“In the book, I did go back and examine the roots of the conflict. You can trace it back to when Harry, aged 4, says to his brother, ‘I don’t have to behave because I am not going to be king.’”
[Ken Wharfe, Diana’s former bodyguard, has said that while squabbling in the back of a car with his brother, Harry said, “William, one day you’ll be king, I won’t, it doesn’t matter therefore I can do what I like.”]
“For behavior at the age of four to be determined by rivalry over their royal roles speaks very eloquently of just how deep-seated their rivalry is.
“There was another joint interview (in 2009), where Harry lorded it over William, jokingly boasting that for once he was in the number one spot. Although William tried to make a joke of it, it was clearly discomforting to him.”
Lacey said that the argument between the brothers has had the unfortunate effect of obscuring the significance of what the brothers have achieved by getting the statue of their mother made and erected.
“The queen wouldn’t have put it up there. Charles certainly would not have. It is very much the work of the brothers themselves. This is a new site of royal pilgrimage, one that people will visit for centuries, and it is the two brothers’ achievement and joint homage to their mother—made not quite in defiance of Charles and the queen, but certainly without any enthusiasm on the part of the royal establishment.

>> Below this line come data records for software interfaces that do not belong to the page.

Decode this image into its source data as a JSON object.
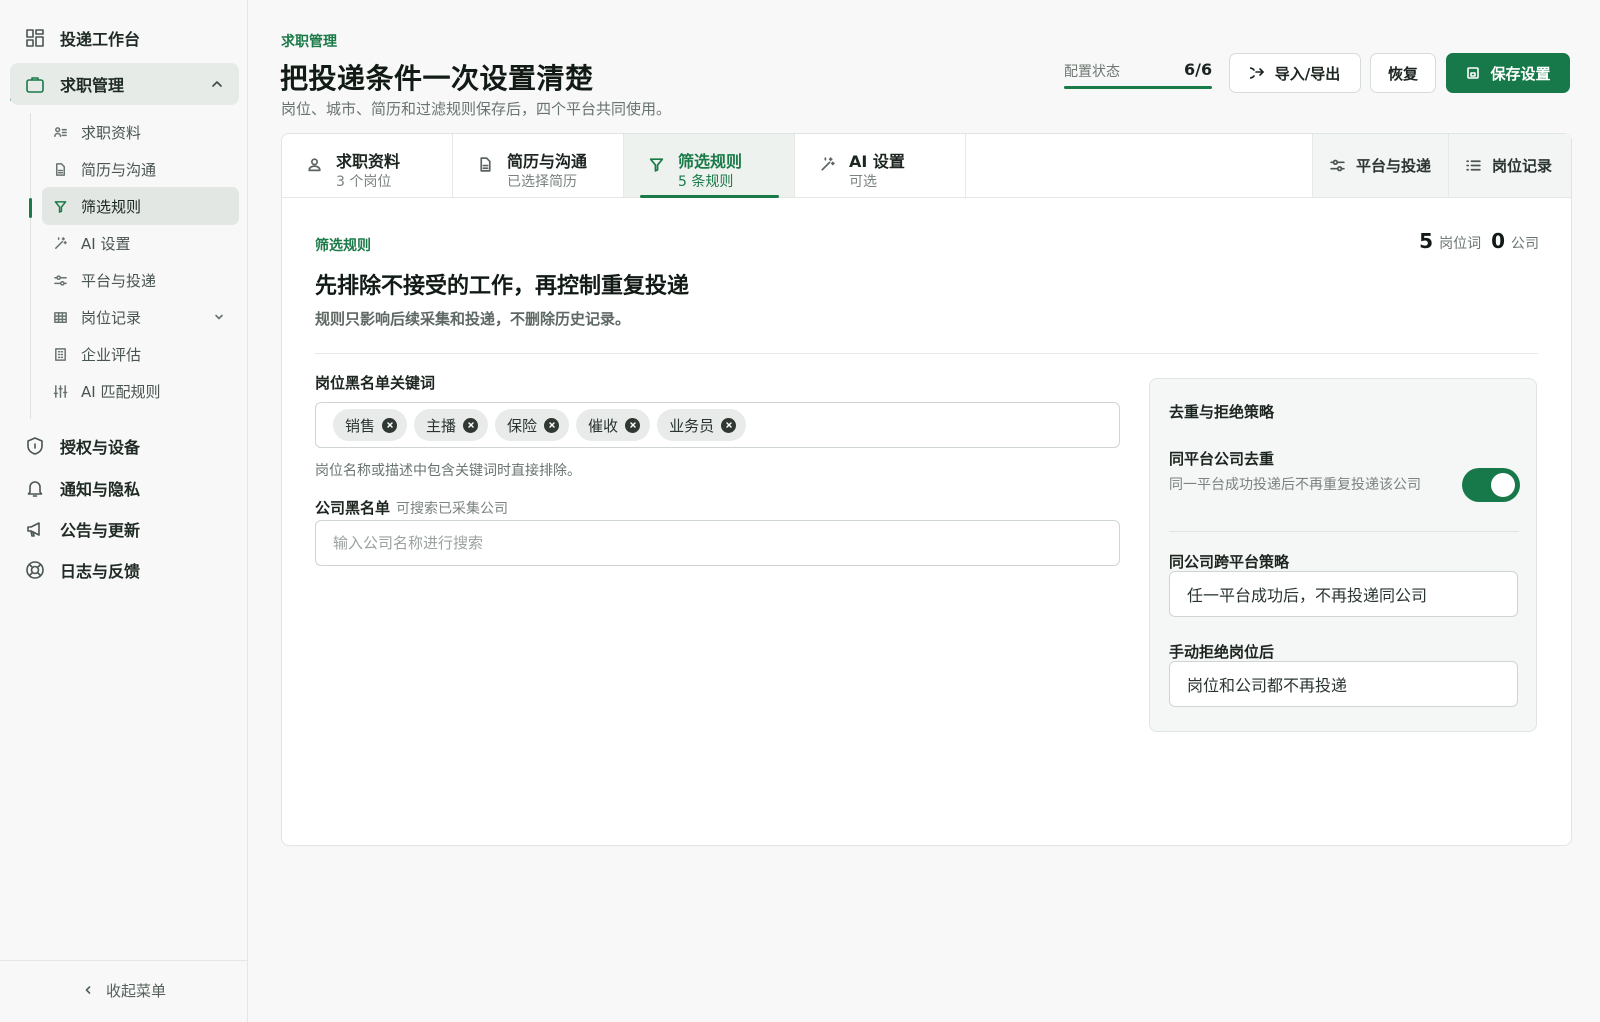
{
  "sidebar": {
    "top_items": [
      {
        "label": "投递工作台",
        "icon": "grid-icon"
      },
      {
        "label": "求职管理",
        "icon": "briefcase-icon"
      }
    ],
    "sub_items": [
      {
        "label": "求职资料",
        "icon": "profile-list-icon"
      },
      {
        "label": "简历与沟通",
        "icon": "document-icon"
      },
      {
        "label": "筛选规则",
        "icon": "filter-icon"
      },
      {
        "label": "AI 设置",
        "icon": "magic-wand-icon"
      },
      {
        "label": "平台与投递",
        "icon": "sliders-icon"
      },
      {
        "label": "岗位记录",
        "icon": "table-icon"
      },
      {
        "label": "企业评估",
        "icon": "building-icon"
      },
      {
        "label": "AI 匹配规则",
        "icon": "equalizer-icon"
      }
    ],
    "bottom_items": [
      {
        "label": "授权与设备",
        "icon": "shield-icon"
      },
      {
        "label": "通知与隐私",
        "icon": "bell-icon"
      },
      {
        "label": "公告与更新",
        "icon": "megaphone-icon"
      },
      {
        "label": "日志与反馈",
        "icon": "lifebuoy-icon"
      }
    ],
    "collapse_label": "收起菜单"
  },
  "header": {
    "eyebrow": "求职管理",
    "title": "把投递条件一次设置清楚",
    "subtitle": "岗位、城市、简历和过滤规则保存后，四个平台共同使用。",
    "status_label": "配置状态",
    "status_value": "6/6",
    "status_progress": 1.0,
    "import_export": "导入/导出",
    "restore": "恢复",
    "save": "保存设置"
  },
  "tabs": [
    {
      "title": "求职资料",
      "sub": "3 个岗位",
      "icon": "user-icon"
    },
    {
      "title": "简历与沟通",
      "sub": "已选择简历",
      "icon": "document-icon"
    },
    {
      "title": "筛选规则",
      "sub": "5 条规则",
      "icon": "filter-icon"
    },
    {
      "title": "AI 设置",
      "sub": "可选",
      "icon": "magic-wand-icon"
    }
  ],
  "right_tabs": [
    {
      "label": "平台与投递",
      "icon": "sliders-icon"
    },
    {
      "label": "岗位记录",
      "icon": "list-icon"
    }
  ],
  "section": {
    "eyebrow": "筛选规则",
    "title": "先排除不接受的工作，再控制重复投递",
    "subtitle": "规则只影响后续采集和投递，不删除历史记录。",
    "count_keywords": "5",
    "count_keywords_label": "岗位词",
    "count_companies": "0",
    "count_companies_label": "公司"
  },
  "blacklist": {
    "label": "岗位黑名单关键词",
    "tags": [
      "销售",
      "主播",
      "保险",
      "催收",
      "业务员"
    ],
    "help": "岗位名称或描述中包含关键词时直接排除。"
  },
  "company_blacklist": {
    "label": "公司黑名单",
    "hint": "可搜索已采集公司",
    "placeholder": "输入公司名称进行搜索"
  },
  "dedupe": {
    "title": "去重与拒绝策略",
    "same_platform_label": "同平台公司去重",
    "same_platform_desc": "同一平台成功投递后不再重复投递该公司",
    "same_platform_on": true,
    "cross_platform_label": "同公司跨平台策略",
    "cross_platform_value": "任一平台成功后，不再投递同公司",
    "reject_label": "手动拒绝岗位后",
    "reject_value": "岗位和公司都不再投递"
  },
  "colors": {
    "accent": "#17794a",
    "background": "#f7f8f7"
  }
}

“The fact it is going to be up there represents a great joint project by the brothers, so one hopes it will stimulate some sort of reconciliation.”

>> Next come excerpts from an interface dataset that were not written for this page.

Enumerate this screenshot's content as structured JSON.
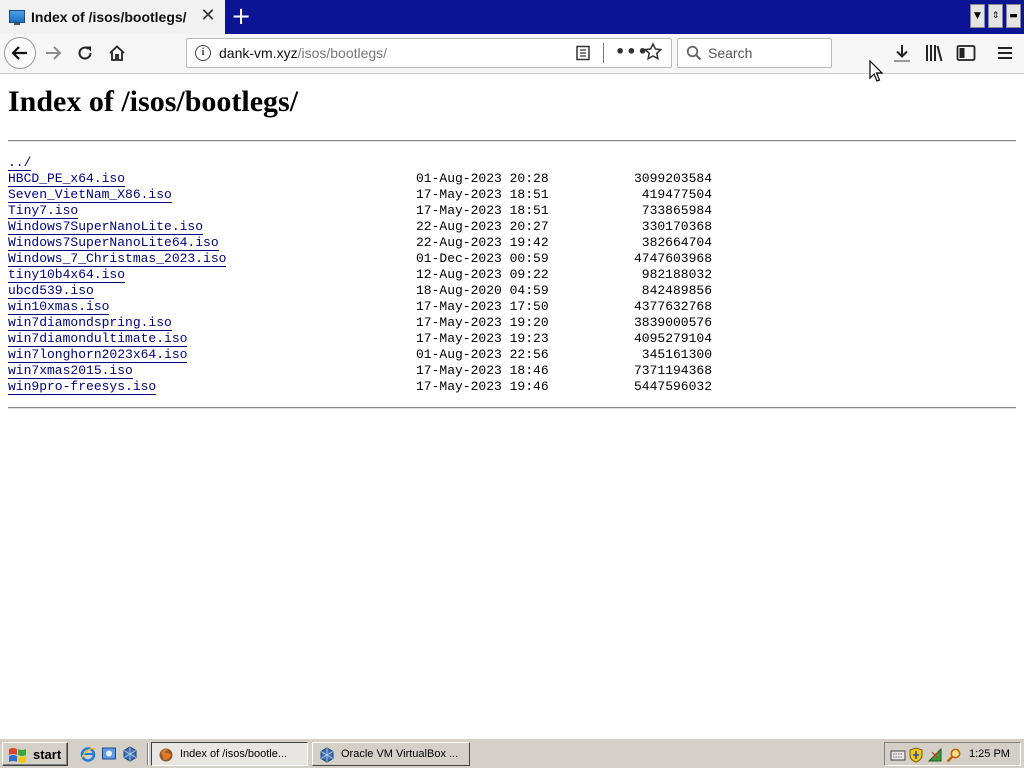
{
  "browser": {
    "tab_title": "Index of /isos/bootlegs/",
    "tab_close_glyph": "✕",
    "new_tab_glyph": "+",
    "url_host": "dank-vm.xyz",
    "url_path": "/isos/bootlegs/",
    "search_placeholder": "Search",
    "icons": [
      "page-favicon-icon",
      "close-icon",
      "plus-icon",
      "back-arrow-icon",
      "forward-arrow-icon",
      "reload-icon",
      "home-icon",
      "info-icon",
      "reader-view-icon",
      "more-dots-icon",
      "bookmark-star-icon",
      "search-icon",
      "download-icon",
      "library-icon",
      "sidebar-icon",
      "hamburger-menu-icon"
    ]
  },
  "page": {
    "heading": "Index of /isos/bootlegs/",
    "parent_link": "../",
    "entries": [
      {
        "name": "HBCD_PE_x64.iso",
        "date": "01-Aug-2023 20:28",
        "size": "3099203584"
      },
      {
        "name": "Seven_VietNam_X86.iso",
        "date": "17-May-2023 18:51",
        "size": "419477504"
      },
      {
        "name": "Tiny7.iso",
        "date": "17-May-2023 18:51",
        "size": "733865984"
      },
      {
        "name": "Windows7SuperNanoLite.iso",
        "date": "22-Aug-2023 20:27",
        "size": "330170368"
      },
      {
        "name": "Windows7SuperNanoLite64.iso",
        "date": "22-Aug-2023 19:42",
        "size": "382664704"
      },
      {
        "name": "Windows_7_Christmas_2023.iso",
        "date": "01-Dec-2023 00:59",
        "size": "4747603968"
      },
      {
        "name": "tiny10b4x64.iso",
        "date": "12-Aug-2023 09:22",
        "size": "982188032"
      },
      {
        "name": "ubcd539.iso",
        "date": "18-Aug-2020 04:59",
        "size": "842489856"
      },
      {
        "name": "win10xmas.iso",
        "date": "17-May-2023 17:50",
        "size": "4377632768"
      },
      {
        "name": "win7diamondspring.iso",
        "date": "17-May-2023 19:20",
        "size": "3839000576"
      },
      {
        "name": "win7diamondultimate.iso",
        "date": "17-May-2023 19:23",
        "size": "4095279104"
      },
      {
        "name": "win7longhorn2023x64.iso",
        "date": "01-Aug-2023 22:56",
        "size": "345161300"
      },
      {
        "name": "win7xmas2015.iso",
        "date": "17-May-2023 18:46",
        "size": "7371194368"
      },
      {
        "name": "win9pro-freesys.iso",
        "date": "17-May-2023 19:46",
        "size": "5447596032"
      }
    ]
  },
  "taskbar": {
    "start_label": "start",
    "tasks": [
      {
        "label": "Index of /isos/bootle...",
        "active": true
      },
      {
        "label": "Oracle VM VirtualBox ...",
        "active": false
      }
    ],
    "clock": "1:25 PM"
  },
  "colors": {
    "tabstrip_bg": "#0b1495",
    "link": "#000080",
    "taskbar_bg": "#d4d0c8"
  }
}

There was one positive sign on Monday of the ability of Diana’s memory to perhaps thaw the ice between the brothers when, in a video address for the Diana Awards, Harry said, “Later this week, my brother and I are recognizing what would have been our mum’s 60th birthday, and she would be so proud of you all for living authentic life with purpose and with compassion for others.”
Lacey says that the “long-term objective” is now shifting towards the Platinum Jubilee celebrations scheduled for next year, the 70th anniversary of the queen’s reign.

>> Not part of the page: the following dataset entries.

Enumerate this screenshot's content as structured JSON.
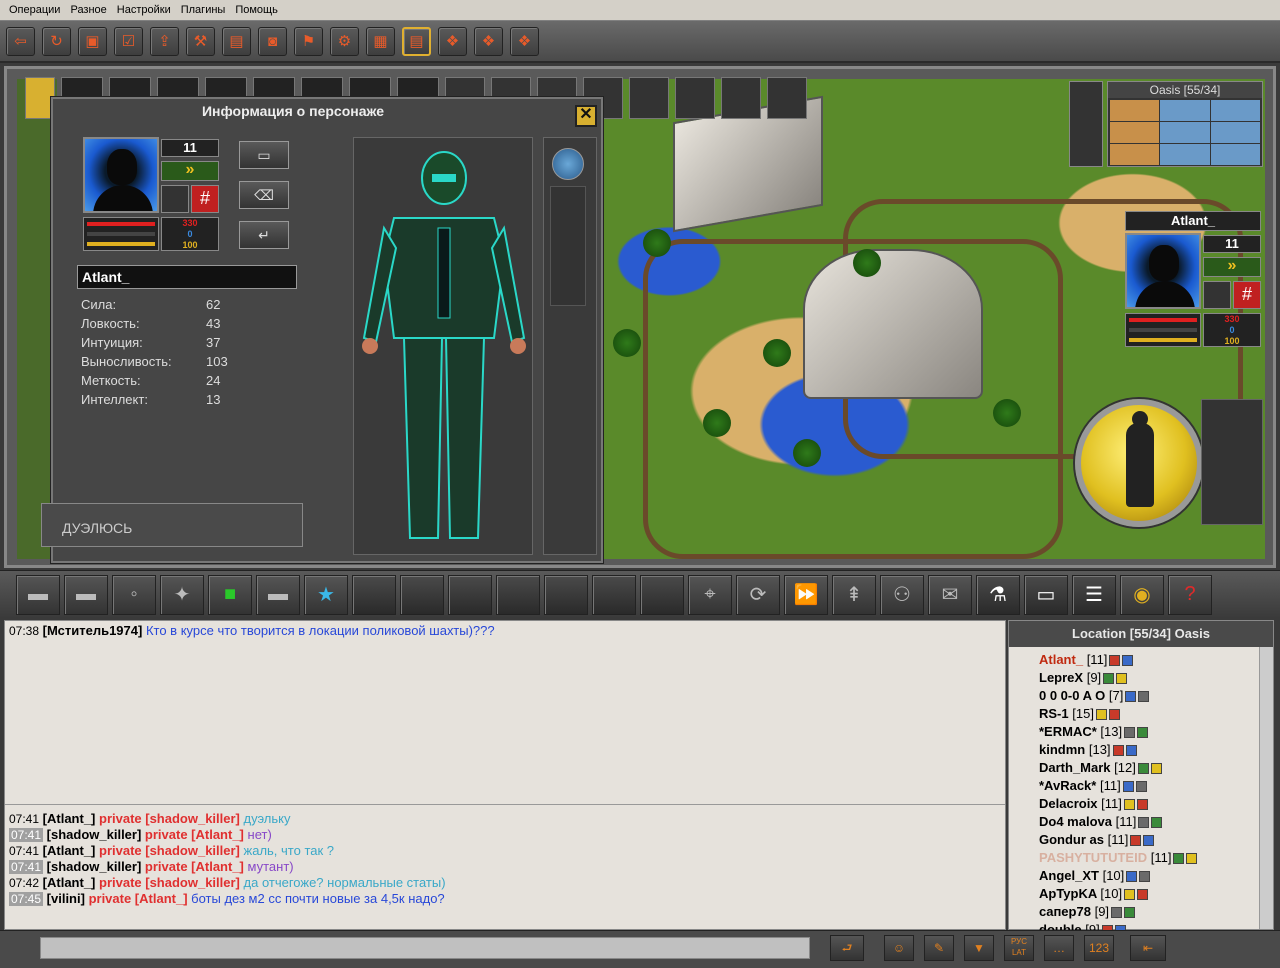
{
  "menubar": {
    "items": [
      "Операции",
      "Разное",
      "Настройки",
      "Плагины",
      "Помощь"
    ]
  },
  "toolbar": {
    "icons": [
      "exit-icon",
      "refresh-icon",
      "chest-icon",
      "checklist-icon",
      "upload-icon",
      "tools-icon",
      "book-icon",
      "bag-icon",
      "flag-icon",
      "wrench-icon",
      "cart-icon",
      "save-icon",
      "boxes-red-icon",
      "boxes-gray-icon",
      "boxes-flag-icon"
    ]
  },
  "info_panel": {
    "title": "Информация о персонаже",
    "level": "11",
    "rank_arrows": "»",
    "hp_values": [
      "330",
      "0",
      "100"
    ],
    "name": "Atlant_",
    "stats": [
      {
        "label": "Сила:",
        "value": "62"
      },
      {
        "label": "Ловкость:",
        "value": "43"
      },
      {
        "label": "Интуиция:",
        "value": "37"
      },
      {
        "label": "Выносливость:",
        "value": "103"
      },
      {
        "label": "Меткость:",
        "value": "24"
      },
      {
        "label": "Интеллект:",
        "value": "13"
      }
    ],
    "dueling_label": "ДУЭЛЮСЬ",
    "close_label": "✕"
  },
  "right_card": {
    "name": "Atlant_",
    "level": "11",
    "hp_values": [
      "330",
      "0",
      "100"
    ]
  },
  "minimap": {
    "title": "Oasis [55/34]"
  },
  "chat": {
    "top": [
      {
        "time": "07:38",
        "nick": "[Мститель1974]",
        "msg": "Кто в курсе что творится в локации поликовой шахты)???"
      }
    ],
    "private": [
      {
        "time": "07:41",
        "gray": false,
        "from": "[Atlant_]",
        "to": "private [shadow_killer]",
        "msg": "дуэльку"
      },
      {
        "time": "07:41",
        "gray": true,
        "from": "[shadow_killer]",
        "to": "private [Atlant_]",
        "msg": "нет)"
      },
      {
        "time": "07:41",
        "gray": false,
        "from": "[Atlant_]",
        "to": "private [shadow_killer]",
        "msg": "жаль, что так ?"
      },
      {
        "time": "07:41",
        "gray": true,
        "from": "[shadow_killer]",
        "to": "private [Atlant_]",
        "msg": "мутант)"
      },
      {
        "time": "07:42",
        "gray": false,
        "from": "[Atlant_]",
        "to": "private [shadow_killer]",
        "msg": "да отчегоже? нормальные статы)"
      },
      {
        "time": "07:45",
        "gray": true,
        "from": "[vilini]",
        "to": "private [Atlant_]",
        "msg": "боты дез м2 сс почти новые за 4,5к надо?"
      }
    ]
  },
  "players": {
    "header": "Location [55/34] Oasis",
    "list": [
      {
        "name": "Atlant_",
        "level": "[11]",
        "color": "#c02a10"
      },
      {
        "name": "LepreX",
        "level": "[9]",
        "color": "#000000"
      },
      {
        "name": "0 0 0-0 A O",
        "level": "[7]",
        "color": "#000000"
      },
      {
        "name": "RS-1",
        "level": "[15]",
        "color": "#000000"
      },
      {
        "name": "*ERMAC*",
        "level": "[13]",
        "color": "#000000"
      },
      {
        "name": "kindmn",
        "level": "[13]",
        "color": "#000000"
      },
      {
        "name": "Darth_Mark",
        "level": "[12]",
        "color": "#000000"
      },
      {
        "name": "*AvRack*",
        "level": "[11]",
        "color": "#000000"
      },
      {
        "name": "Delacroix",
        "level": "[11]",
        "color": "#000000"
      },
      {
        "name": "Do4 malova",
        "level": "[11]",
        "color": "#000000"
      },
      {
        "name": "Gondur as",
        "level": "[11]",
        "color": "#000000"
      },
      {
        "name": "PASHYTUTUTEID",
        "level": "[11]",
        "color": "#d8b0a0"
      },
      {
        "name": "Angel_XT",
        "level": "[10]",
        "color": "#000000"
      },
      {
        "name": "ApTypKA",
        "level": "[10]",
        "color": "#000000"
      },
      {
        "name": "caпep78",
        "level": "[9]",
        "color": "#000000"
      },
      {
        "name": "double",
        "level": "[9]",
        "color": "#000000"
      }
    ]
  },
  "input_bar": {
    "buttons": [
      "⮐",
      "☺",
      "✎",
      "▼",
      "РУС LAT",
      "…",
      "123",
      "⇤"
    ]
  }
}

There has been as yet no confirmation that Harry, Meghan, Archie, and Lilibet will be invited onto the Buckingham Palace balcony, but Lacey argues that “it is absolutely crucial for the monarchy for the Sussexes all to be there. If after 70 years, the mixed-race members of the family are not on that balcony, it will be a sorry comment on what has become of the monarchy.”
Lacey is also hopeful that long-term strategic thinking on both sides will nudge the Sussexes and the Cambridges to some kind of reconciliation.
“William cannot preside over a monarchy that excludes the only mixed-race members of the family on grounds of sibling dispute,” Lacey said. “And as far as Meghan and Harry are concerned, the bottom line is that they can have a constructive disagreement with the royal family but if it becomes functional, and if they turn into a modern-day Duke and Duchess of Windsor, then they might cease to be as attractive to their American sponsors.
“Yes, Meghan was a very successful actress in her own right, but I think even she would acknowledge that she wouldn’t have become an international superstar had she not married into the royal family. The Sussex brand is, fundamentally, royal.”
And yet, one can’t help feeling that without one side eating a little humble pie, the argument will continue to run on a circular track. And none of the major players seem to have much humility hardwired into their DNA. So where does this leave us?
“It’s not all going to magically come right on Thursday,” Lacey said. “But the public will expect to see more than what happened at (Prince Philip’s) funeral. Somehow they have got to deliver some sort of forwards movement, and take some steps towards putting this thing behind them. If they can’t do that, and people go away feeling things are even worse between the brothers, or they are just putting on an act, it will be hugely damaging to both of them—and go against everything their mother stood for.”